I love how each ride cost 1 peso. A quarter USD. And in my few days of travel, I don’t think I have taken enough rides equivalent to one metro ticket of $2.25 in NYC. However, it has its shortcoming. The subway is good, except the last train ends at 10:30pm. Seriously?! For a city that starts dinner at 10pm, it seems a little ridiculous to cut the line that early. But instead, they have their buses going 24/7.
The buses though, are highly confusing. Firstly, they don’t offer much information about the bus at the stops. Some have the route in words, while most have been torn off. Basically, it’s almost impossible to know what bus to take without a guidebook. That led to much unintended walking and the constant struggle to stop myself from hailing a cab.
When I missed the last train one night, I decided to take the bus back, and that has to be one of the most exciting/scariest bus rides of my life. Constantly staring at my map and looking out to spot street signs which are mostly vandalized or missing, I obviously had a very concerned look on my face. The pregnant lady besides me said something in Spanish, which I replied I have no idea what you are saying. She giggled and mimicked me looking so intently at the map. I shook my head and laughed, and went back to staring at the map. It would have been easy if the bus just stayed on one street, but nooooooo, this bus had to make turns after every 2 blocks. Left, then right, then left, making it impossible for me to follow on the map.
Interesting side note: a person boarded the bus that looks exactly like that Indian guy from Parks and Recreation, aziz or something. I seriously still wonder whether it was him, although what is he doing in BA in a public bus?! NBC not paying him enough???
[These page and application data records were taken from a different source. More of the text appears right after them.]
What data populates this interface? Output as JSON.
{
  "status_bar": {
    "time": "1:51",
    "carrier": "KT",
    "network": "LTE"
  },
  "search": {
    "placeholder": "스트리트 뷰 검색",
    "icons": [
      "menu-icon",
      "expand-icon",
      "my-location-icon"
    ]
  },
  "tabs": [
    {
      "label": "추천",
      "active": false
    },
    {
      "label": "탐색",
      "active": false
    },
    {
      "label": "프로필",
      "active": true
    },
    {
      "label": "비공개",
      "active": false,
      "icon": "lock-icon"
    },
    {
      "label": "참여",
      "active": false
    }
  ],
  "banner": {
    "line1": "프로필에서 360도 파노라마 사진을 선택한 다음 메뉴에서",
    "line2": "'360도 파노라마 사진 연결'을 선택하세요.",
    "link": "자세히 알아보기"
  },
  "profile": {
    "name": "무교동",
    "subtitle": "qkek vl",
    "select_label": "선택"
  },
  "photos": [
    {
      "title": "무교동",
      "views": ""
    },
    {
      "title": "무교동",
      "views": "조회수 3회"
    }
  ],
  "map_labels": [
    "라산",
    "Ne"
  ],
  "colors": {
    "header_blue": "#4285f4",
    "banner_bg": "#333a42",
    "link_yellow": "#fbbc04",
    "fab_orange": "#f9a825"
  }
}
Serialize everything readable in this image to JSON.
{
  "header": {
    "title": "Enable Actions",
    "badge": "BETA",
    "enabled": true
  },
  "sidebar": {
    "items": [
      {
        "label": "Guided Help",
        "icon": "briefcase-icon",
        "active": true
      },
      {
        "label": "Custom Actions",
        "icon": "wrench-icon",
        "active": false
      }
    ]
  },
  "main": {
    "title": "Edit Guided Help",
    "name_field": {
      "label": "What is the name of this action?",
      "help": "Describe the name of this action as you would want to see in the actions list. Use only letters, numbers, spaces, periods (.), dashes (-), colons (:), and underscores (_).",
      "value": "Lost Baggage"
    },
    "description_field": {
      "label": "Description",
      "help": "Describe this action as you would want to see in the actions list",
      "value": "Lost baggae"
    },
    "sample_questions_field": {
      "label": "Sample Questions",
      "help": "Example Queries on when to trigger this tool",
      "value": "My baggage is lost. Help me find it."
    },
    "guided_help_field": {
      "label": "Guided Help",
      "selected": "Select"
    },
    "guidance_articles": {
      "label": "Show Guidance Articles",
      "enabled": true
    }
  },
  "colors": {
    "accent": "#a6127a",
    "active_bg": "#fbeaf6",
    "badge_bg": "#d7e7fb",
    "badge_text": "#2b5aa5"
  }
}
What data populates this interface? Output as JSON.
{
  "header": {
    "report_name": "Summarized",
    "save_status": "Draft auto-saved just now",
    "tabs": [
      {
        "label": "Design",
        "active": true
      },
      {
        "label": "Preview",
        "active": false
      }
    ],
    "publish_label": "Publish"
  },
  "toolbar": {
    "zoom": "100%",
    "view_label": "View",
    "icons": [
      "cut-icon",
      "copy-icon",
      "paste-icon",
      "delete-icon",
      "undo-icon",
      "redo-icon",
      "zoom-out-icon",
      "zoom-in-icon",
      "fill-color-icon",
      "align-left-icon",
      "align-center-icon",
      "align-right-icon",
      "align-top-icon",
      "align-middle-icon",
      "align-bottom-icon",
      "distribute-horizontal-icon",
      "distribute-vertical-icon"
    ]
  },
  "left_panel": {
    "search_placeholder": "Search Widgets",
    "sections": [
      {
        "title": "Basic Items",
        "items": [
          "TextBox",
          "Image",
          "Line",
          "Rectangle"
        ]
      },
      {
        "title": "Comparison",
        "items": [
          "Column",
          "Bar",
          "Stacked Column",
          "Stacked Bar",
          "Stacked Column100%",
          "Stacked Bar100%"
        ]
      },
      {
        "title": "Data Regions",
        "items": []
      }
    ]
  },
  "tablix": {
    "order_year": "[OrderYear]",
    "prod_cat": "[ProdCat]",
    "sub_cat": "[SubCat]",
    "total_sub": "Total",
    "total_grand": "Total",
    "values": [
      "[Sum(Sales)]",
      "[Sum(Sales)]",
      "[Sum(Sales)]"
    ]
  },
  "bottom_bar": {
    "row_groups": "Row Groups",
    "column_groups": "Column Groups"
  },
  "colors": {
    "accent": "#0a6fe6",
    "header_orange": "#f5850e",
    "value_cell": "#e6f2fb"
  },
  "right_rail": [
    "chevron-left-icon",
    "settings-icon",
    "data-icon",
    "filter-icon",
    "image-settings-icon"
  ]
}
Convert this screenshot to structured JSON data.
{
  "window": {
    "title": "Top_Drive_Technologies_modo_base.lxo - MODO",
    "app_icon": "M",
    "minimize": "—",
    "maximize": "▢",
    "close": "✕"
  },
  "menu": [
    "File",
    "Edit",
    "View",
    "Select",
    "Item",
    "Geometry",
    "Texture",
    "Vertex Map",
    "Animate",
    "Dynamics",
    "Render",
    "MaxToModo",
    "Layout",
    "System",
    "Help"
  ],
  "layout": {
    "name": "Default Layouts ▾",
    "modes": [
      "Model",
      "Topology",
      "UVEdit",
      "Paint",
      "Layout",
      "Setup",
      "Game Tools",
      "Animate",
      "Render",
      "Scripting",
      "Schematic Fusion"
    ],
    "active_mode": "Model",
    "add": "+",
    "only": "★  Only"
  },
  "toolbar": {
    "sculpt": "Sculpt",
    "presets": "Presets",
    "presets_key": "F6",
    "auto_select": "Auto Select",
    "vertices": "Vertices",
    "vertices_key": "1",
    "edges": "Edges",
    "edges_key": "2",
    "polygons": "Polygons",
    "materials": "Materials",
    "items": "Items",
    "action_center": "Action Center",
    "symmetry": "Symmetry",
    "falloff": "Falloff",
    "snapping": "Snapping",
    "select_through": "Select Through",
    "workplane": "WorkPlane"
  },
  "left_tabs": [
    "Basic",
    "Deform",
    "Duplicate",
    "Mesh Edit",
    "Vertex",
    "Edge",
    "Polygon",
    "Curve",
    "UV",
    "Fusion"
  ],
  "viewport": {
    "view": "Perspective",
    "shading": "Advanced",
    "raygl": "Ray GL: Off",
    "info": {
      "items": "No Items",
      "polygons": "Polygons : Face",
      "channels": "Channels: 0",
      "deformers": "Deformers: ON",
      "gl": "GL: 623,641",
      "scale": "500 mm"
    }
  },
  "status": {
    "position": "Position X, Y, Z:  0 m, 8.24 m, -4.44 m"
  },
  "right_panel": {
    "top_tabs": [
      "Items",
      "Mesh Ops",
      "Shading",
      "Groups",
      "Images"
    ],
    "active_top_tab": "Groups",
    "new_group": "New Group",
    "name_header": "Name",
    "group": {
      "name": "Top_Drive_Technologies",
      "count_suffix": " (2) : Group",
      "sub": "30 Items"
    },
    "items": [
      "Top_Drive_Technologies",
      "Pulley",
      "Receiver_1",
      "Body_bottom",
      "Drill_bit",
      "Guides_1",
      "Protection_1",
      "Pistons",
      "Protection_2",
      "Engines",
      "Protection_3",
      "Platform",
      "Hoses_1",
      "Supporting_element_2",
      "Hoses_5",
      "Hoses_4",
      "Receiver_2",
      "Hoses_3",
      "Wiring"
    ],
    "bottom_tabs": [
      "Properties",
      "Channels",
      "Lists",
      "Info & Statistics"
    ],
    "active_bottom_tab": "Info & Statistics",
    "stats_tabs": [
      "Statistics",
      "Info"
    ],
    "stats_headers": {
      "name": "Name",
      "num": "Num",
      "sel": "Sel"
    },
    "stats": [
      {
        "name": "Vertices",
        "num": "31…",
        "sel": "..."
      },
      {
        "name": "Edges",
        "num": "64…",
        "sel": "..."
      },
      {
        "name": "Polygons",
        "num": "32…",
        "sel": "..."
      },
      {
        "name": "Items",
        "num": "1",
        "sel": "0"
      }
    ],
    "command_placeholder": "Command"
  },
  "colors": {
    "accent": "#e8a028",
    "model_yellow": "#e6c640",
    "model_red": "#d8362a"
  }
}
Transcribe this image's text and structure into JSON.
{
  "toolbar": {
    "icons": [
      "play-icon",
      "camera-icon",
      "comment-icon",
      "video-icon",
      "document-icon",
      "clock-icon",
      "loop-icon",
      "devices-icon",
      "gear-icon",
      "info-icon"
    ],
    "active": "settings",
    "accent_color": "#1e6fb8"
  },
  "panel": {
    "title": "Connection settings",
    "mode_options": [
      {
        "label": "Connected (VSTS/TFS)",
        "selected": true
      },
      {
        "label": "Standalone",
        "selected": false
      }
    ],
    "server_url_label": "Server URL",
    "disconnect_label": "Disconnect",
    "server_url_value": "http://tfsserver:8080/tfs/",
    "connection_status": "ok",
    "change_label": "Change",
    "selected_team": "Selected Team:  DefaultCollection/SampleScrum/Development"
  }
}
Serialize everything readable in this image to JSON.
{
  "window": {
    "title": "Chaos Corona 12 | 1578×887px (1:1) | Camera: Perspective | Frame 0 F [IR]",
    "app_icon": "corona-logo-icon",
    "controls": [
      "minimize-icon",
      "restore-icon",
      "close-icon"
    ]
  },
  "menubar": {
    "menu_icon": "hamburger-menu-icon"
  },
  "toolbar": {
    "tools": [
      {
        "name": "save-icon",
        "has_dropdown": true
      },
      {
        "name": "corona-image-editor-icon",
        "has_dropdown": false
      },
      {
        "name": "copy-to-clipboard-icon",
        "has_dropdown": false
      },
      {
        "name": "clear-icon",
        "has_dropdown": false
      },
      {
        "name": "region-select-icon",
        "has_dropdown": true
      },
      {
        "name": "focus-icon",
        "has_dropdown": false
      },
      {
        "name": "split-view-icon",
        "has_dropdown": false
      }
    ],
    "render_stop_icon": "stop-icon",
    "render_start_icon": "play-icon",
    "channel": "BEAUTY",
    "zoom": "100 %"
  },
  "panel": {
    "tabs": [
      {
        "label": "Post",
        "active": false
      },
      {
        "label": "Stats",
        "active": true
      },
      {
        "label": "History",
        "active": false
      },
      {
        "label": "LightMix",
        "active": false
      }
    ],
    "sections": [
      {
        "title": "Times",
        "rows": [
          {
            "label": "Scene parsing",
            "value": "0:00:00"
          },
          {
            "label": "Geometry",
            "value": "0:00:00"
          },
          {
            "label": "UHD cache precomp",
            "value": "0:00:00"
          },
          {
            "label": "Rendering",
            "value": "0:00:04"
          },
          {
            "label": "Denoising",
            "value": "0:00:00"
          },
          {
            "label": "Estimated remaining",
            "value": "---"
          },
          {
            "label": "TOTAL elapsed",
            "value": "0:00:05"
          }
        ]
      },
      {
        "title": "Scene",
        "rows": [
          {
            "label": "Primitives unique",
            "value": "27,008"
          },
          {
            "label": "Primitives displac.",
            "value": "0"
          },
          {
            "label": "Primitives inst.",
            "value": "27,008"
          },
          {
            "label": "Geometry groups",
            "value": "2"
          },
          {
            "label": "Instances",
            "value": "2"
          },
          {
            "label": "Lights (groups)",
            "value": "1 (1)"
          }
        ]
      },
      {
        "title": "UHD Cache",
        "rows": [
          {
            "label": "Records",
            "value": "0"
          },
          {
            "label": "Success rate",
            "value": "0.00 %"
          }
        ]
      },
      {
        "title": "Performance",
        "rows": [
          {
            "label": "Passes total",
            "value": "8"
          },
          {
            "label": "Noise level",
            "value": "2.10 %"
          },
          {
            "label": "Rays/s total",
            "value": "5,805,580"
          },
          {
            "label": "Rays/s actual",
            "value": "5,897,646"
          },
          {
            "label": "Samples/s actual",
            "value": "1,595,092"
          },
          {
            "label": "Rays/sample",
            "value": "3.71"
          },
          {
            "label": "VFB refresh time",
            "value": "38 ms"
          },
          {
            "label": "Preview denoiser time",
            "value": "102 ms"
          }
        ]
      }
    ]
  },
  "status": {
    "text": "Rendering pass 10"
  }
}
Anyway, I actually got pretty close to my hostel and am thankful to be alive.